This overload of schoolwork, the pressure to succeed in an extremely competitive culture and their constant connectivity leaves our teenagers with no time or ability to disconnect from their peers, to relax and unwind or to connect with their families.

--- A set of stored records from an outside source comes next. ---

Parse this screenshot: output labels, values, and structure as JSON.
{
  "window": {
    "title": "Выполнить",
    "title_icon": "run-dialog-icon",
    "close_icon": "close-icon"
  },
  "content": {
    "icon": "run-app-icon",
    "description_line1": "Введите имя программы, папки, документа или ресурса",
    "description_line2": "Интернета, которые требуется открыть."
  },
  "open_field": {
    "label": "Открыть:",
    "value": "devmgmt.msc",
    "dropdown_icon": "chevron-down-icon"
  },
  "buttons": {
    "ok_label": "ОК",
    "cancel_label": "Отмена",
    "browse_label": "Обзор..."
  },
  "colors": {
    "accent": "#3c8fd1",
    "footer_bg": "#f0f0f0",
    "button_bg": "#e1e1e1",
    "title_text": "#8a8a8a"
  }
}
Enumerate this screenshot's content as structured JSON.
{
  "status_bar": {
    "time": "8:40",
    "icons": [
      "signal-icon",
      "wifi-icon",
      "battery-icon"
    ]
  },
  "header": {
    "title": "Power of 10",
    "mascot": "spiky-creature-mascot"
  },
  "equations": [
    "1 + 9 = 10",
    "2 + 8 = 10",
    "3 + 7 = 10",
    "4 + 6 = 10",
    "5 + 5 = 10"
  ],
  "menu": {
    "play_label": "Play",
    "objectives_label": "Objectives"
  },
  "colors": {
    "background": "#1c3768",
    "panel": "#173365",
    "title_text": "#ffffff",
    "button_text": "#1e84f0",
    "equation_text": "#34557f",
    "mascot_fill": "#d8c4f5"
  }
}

As a result, we are seeing record levels of anxiety, depression, insomnia, attention disorders and even suicide among our teens. Studies also show that teens are turning to unhealthy coping mechanisms like drugs and alcohol, to tune out or avoid the discomfort of their anxiety. There is a critical need for parents and children to learn skills that will not only help them cope with this stress, but will also help them thrive.  I am thrilled to be partnering with Partnership for Drug-Free Kids to help parents and teens learn healthy ways to cope with stress.   To read more on Mindful Practices for Calm, Focused and Happy Teens, click here.